Statement of the problem: The prevalence of epilepsy in people with an intellectual disability (ID) is apparently higher than in the general population. The outlook for individuals with both epilepsy and ID depends on the presence of any associated conditions. However, there have been few epidemiological studies of the prevalence of epilepsy and associated problems within a representative adult ID population to inform the development of policy.
Method: This was a population-based prevalence study using the Leicestershire Learning Disability Register. Prevalence was estimated from the number of individuals with reported epilepsy identified from structured home interviews with carers. Associations with epilepsy were investigated for a range of defined physical, mental and skill attributes. Logistic regression was done with and without adjustment for age, sex and level of understanding to identify specific and holistic links respectively.

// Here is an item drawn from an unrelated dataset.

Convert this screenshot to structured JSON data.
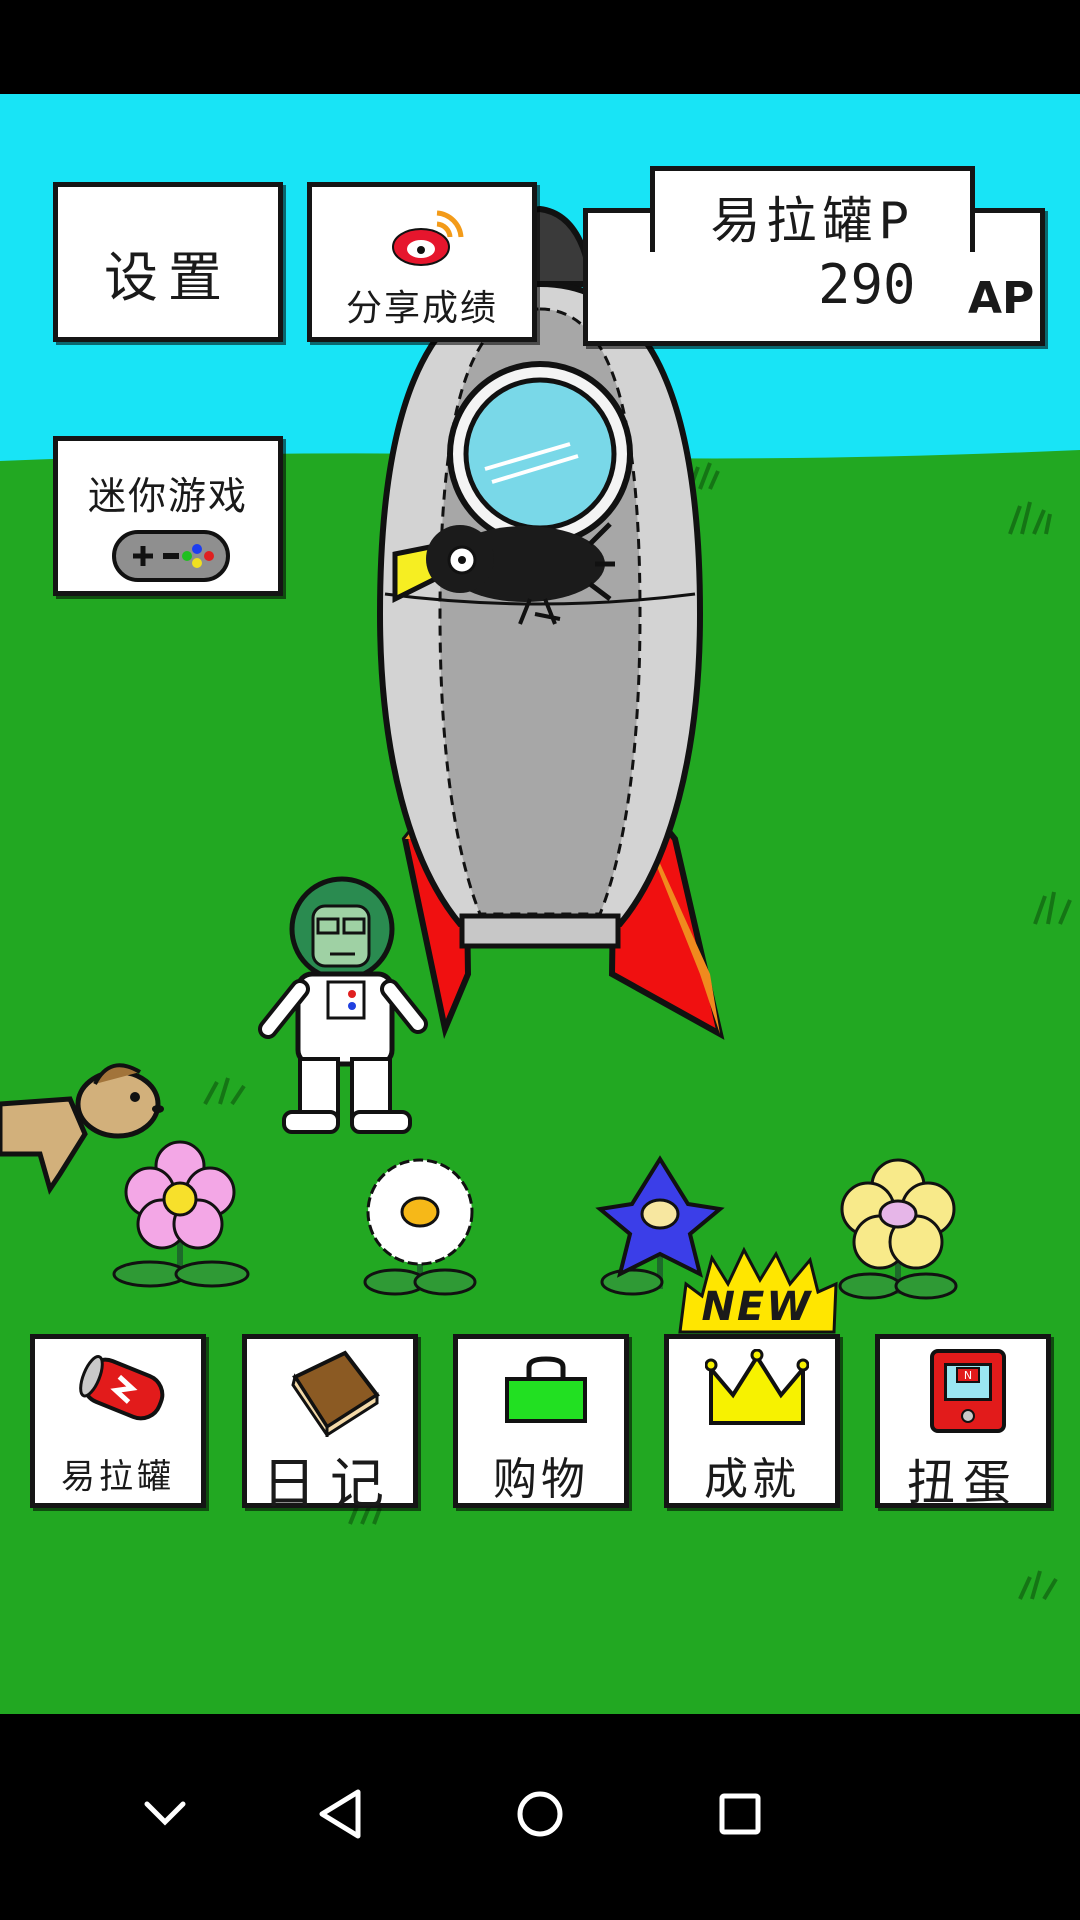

Results: The prevalence of epilepsy was 26%. Among those with epilepsy, 68% experienced seizures despite anti-epileptic medication. Epilepsy showed a significant association with low levels of understanding. Specific morbid associations included wetting (adjusted odds ratio 2.7), soiling (2.2), walking (2.5), daily living skills (1.6), poor speech (2.2), lack of empathy (1.5), mood swings (1.5), being uncooperative (1.6), seeking attention (1.7) and disturbing others at night (1.9). Holistic associations included a wider range of physical and mental problems and global skills deficits.
Conclusions: The high prevalence, associated morbidities and global skills deficits make epilepsy care for adults with ID important and complex. Specialist epilepsy services for this population need a multidisciplinary skills mix.